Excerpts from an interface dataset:
------------------------------------------------

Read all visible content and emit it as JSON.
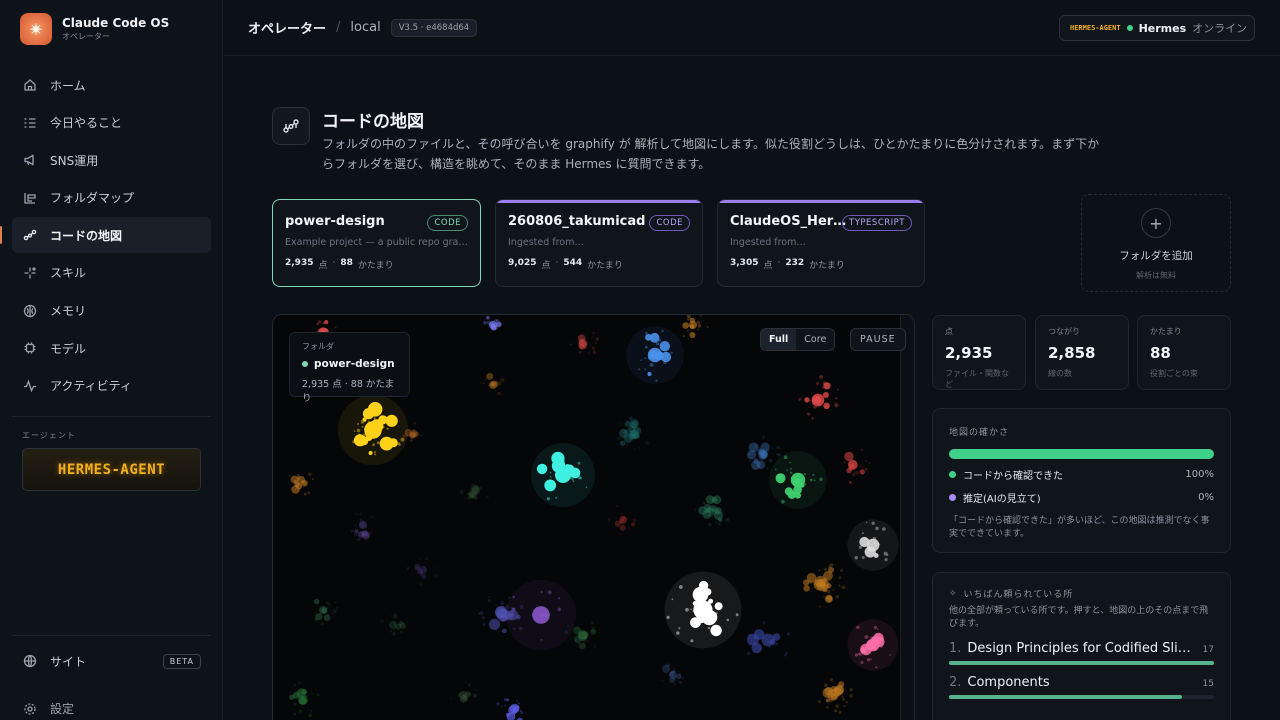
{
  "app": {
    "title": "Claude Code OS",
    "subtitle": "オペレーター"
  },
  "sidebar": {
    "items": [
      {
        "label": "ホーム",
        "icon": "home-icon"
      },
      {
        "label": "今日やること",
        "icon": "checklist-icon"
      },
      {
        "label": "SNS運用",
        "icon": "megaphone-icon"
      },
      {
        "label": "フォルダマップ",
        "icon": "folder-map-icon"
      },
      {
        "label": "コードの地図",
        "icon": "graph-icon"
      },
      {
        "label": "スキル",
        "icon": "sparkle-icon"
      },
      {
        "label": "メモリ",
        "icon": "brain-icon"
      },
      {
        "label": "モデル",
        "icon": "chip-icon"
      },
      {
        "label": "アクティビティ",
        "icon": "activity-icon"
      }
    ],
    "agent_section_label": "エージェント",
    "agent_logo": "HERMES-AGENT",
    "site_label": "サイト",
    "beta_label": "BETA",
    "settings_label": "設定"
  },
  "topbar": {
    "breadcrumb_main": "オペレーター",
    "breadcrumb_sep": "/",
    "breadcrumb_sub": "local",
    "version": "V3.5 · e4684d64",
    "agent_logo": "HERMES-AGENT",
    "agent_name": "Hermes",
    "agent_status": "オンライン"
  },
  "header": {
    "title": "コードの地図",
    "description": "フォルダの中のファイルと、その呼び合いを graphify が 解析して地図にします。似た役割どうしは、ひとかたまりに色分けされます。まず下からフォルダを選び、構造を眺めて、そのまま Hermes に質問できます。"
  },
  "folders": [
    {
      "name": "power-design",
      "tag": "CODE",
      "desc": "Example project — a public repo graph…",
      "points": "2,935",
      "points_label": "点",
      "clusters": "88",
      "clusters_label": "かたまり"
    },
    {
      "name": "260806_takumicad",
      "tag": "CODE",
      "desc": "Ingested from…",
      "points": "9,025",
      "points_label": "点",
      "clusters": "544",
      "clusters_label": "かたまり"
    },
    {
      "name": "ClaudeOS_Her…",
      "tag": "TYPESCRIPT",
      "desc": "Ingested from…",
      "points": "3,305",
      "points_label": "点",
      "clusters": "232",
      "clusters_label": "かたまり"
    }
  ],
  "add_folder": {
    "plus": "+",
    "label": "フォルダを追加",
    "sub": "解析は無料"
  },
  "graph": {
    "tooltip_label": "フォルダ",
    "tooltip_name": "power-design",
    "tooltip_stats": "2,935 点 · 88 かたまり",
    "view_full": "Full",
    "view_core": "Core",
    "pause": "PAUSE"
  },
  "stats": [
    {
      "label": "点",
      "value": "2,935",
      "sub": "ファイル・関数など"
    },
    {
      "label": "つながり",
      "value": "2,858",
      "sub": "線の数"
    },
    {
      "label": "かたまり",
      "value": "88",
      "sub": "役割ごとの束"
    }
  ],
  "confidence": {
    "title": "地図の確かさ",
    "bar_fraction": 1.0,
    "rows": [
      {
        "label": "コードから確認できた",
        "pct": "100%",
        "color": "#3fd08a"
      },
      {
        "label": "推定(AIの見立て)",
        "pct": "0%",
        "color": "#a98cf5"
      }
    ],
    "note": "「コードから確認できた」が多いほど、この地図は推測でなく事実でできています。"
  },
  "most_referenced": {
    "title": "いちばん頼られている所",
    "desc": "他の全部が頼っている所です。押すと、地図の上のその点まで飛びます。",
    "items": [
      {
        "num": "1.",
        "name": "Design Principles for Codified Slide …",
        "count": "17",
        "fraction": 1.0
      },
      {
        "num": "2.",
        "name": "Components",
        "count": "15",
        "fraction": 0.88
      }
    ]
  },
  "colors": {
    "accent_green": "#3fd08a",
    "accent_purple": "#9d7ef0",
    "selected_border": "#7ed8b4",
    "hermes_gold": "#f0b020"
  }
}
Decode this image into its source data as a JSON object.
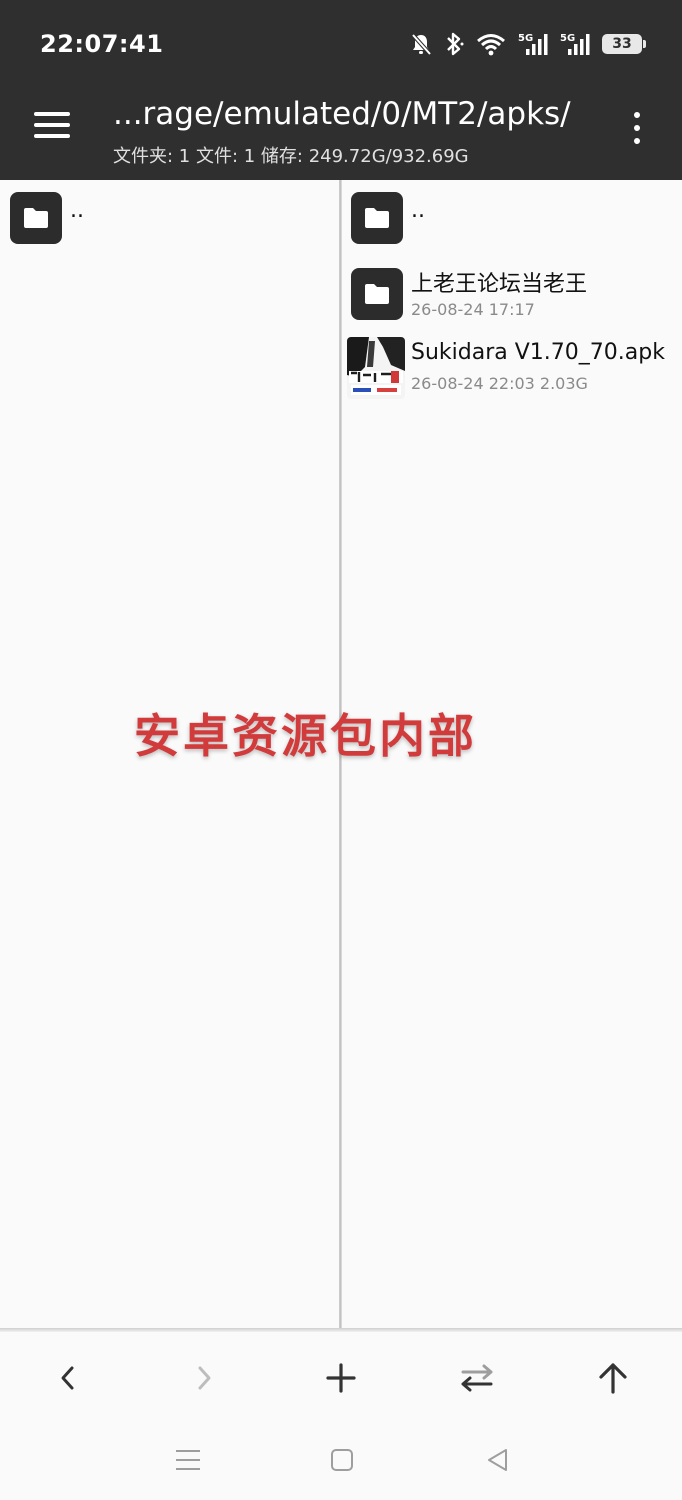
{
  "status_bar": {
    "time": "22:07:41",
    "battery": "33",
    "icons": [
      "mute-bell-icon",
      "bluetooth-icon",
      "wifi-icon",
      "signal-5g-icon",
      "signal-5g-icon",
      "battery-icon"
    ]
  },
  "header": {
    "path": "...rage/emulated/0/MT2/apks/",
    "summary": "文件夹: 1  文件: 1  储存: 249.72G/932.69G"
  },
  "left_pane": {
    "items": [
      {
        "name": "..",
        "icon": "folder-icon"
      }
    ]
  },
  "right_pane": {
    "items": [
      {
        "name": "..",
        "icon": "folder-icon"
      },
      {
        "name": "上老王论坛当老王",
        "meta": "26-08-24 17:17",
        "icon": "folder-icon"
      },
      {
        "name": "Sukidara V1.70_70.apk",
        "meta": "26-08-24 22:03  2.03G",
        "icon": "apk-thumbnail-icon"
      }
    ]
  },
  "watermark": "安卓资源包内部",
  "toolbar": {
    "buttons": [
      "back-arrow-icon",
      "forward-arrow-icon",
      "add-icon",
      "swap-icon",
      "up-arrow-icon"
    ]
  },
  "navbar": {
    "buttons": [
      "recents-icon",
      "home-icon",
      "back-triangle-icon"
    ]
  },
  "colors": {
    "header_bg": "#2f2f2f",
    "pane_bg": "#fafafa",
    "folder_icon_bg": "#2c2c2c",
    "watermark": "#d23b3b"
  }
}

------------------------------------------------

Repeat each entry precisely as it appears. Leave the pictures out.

Read all visible content and emit it as JSON.
{
  "app": {
    "title": "Claude Code OS",
    "subtitle": "オペレーター"
  },
  "sidebar": {
    "items": [
      {
        "label": "ホーム",
        "icon": "home-icon"
      },
      {
        "label": "今日やること",
        "icon": "checklist-icon"
      },
      {
        "label": "SNS運用",
        "icon": "megaphone-icon"
      },
      {
        "label": "フォルダマップ",
        "icon": "folder-map-icon"
      },
      {
        "label": "コードの地図",
        "icon": "graph-icon"
      },
      {
        "label": "スキル",
        "icon": "sparkle-icon"
      },
      {
        "label": "メモリ",
        "icon": "brain-icon"
      },
      {
        "label": "モデル",
        "icon": "chip-icon"
      },
      {
        "label": "アクティビティ",
        "icon": "activity-icon"
      }
    ],
    "agent_section_label": "エージェント",
    "agent_logo": "HERMES-AGENT",
    "site_label": "サイト",
    "beta_label": "BETA",
    "settings_label": "設定"
  },
  "topbar": {
    "breadcrumb_main": "オペレーター",
    "breadcrumb_sep": "/",
    "breadcrumb_sub": "local",
    "version": "V3.5 · e4684d64",
    "agent_logo": "HERMES-AGENT",
    "agent_name": "Hermes",
    "agent_status": "オンライン"
  },
  "header": {
    "title": "コードの地図",
    "description": "フォルダの中のファイルと、その呼び合いを graphify が 解析して地図にします。似た役割どうしは、ひとかたまりに色分けされます。まず下からフォルダを選び、構造を眺めて、そのまま Hermes に質問できます。"
  },
  "folders": [
    {
      "name": "power-design",
      "tag": "CODE",
      "desc": "Example project — a public repo graph…",
      "points": "2,935",
      "points_label": "点",
      "clusters": "88",
      "clusters_label": "かたまり"
    },
    {
      "name": "260806_takumicad",
      "tag": "CODE",
      "desc": "Ingested from…",
      "points": "9,025",
      "points_label": "点",
      "clusters": "544",
      "clusters_label": "かたまり"
    },
    {
      "name": "ClaudeOS_Her…",
      "tag": "TYPESCRIPT",
      "desc": "Ingested from…",
      "points": "3,305",
      "points_label": "点",
      "clusters": "232",
      "clusters_label": "かたまり"
    }
  ],
  "add_folder": {
    "plus": "+",
    "label": "フォルダを追加",
    "sub": "解析は無料"
  },
  "graph": {
    "tooltip_label": "フォルダ",
    "tooltip_name": "power-design",
    "tooltip_stats": "2,935 点 · 88 かたまり",
    "view_full": "Full",
    "view_core": "Core",
    "pause": "PAUSE"
  },
  "stats": [
    {
      "label": "点",
      "value": "2,935",
      "sub": "ファイル・関数など"
    },
    {
      "label": "つながり",
      "value": "2,858",
      "sub": "線の数"
    },
    {
      "label": "かたまり",
      "value": "88",
      "sub": "役割ごとの束"
    }
  ],
  "confidence": {
    "title": "地図の確かさ",
    "bar_fraction": 1.0,
    "rows": [
      {
        "label": "コードから確認できた",
        "pct": "100%",
        "color": "#3fd08a"
      },
      {
        "label": "推定(AIの見立て)",
        "pct": "0%",
        "color": "#a98cf5"
      }
    ],
    "note": "「コードから確認できた」が多いほど、この地図は推測でなく事実でできています。"
  },
  "most_referenced": {
    "title": "いちばん頼られている所",
    "desc": "他の全部が頼っている所です。押すと、地図の上のその点まで飛びます。",
    "items": [
      {
        "num": "1.",
        "name": "Design Principles for Codified Slide …",
        "count": "17",
        "fraction": 1.0
      },
      {
        "num": "2.",
        "name": "Components",
        "count": "15",
        "fraction": 0.88
      }
    ]
  },
  "colors": {
    "accent_green": "#3fd08a",
    "accent_purple": "#9d7ef0",
    "selected_border": "#7ed8b4",
    "hermes_gold": "#f0b020"
  }
}
Decode this image into its source data as a JSON object.
{
  "status_bar": {
    "time": "22:07:41",
    "battery": "33",
    "icons": [
      "mute-bell-icon",
      "bluetooth-icon",
      "wifi-icon",
      "signal-5g-icon",
      "signal-5g-icon",
      "battery-icon"
    ]
  },
  "header": {
    "path": "...rage/emulated/0/MT2/apks/",
    "summary": "文件夹: 1  文件: 1  储存: 249.72G/932.69G"
  },
  "left_pane": {
    "items": [
      {
        "name": "..",
        "icon": "folder-icon"
      }
    ]
  },
  "right_pane": {
    "items": [
      {
        "name": "..",
        "icon": "folder-icon"
      },
      {
        "name": "上老王论坛当老王",
        "meta": "26-08-24 17:17",
        "icon": "folder-icon"
      },
      {
        "name": "Sukidara V1.70_70.apk",
        "meta": "26-08-24 22:03  2.03G",
        "icon": "apk-thumbnail-icon"
      }
    ]
  },
  "watermark": "安卓资源包内部",
  "toolbar": {
    "buttons": [
      "back-arrow-icon",
      "forward-arrow-icon",
      "add-icon",
      "swap-icon",
      "up-arrow-icon"
    ]
  },
  "navbar": {
    "buttons": [
      "recents-icon",
      "home-icon",
      "back-triangle-icon"
    ]
  },
  "colors": {
    "header_bg": "#2f2f2f",
    "pane_bg": "#fafafa",
    "folder_icon_bg": "#2c2c2c",
    "watermark": "#d23b3b"
  }
}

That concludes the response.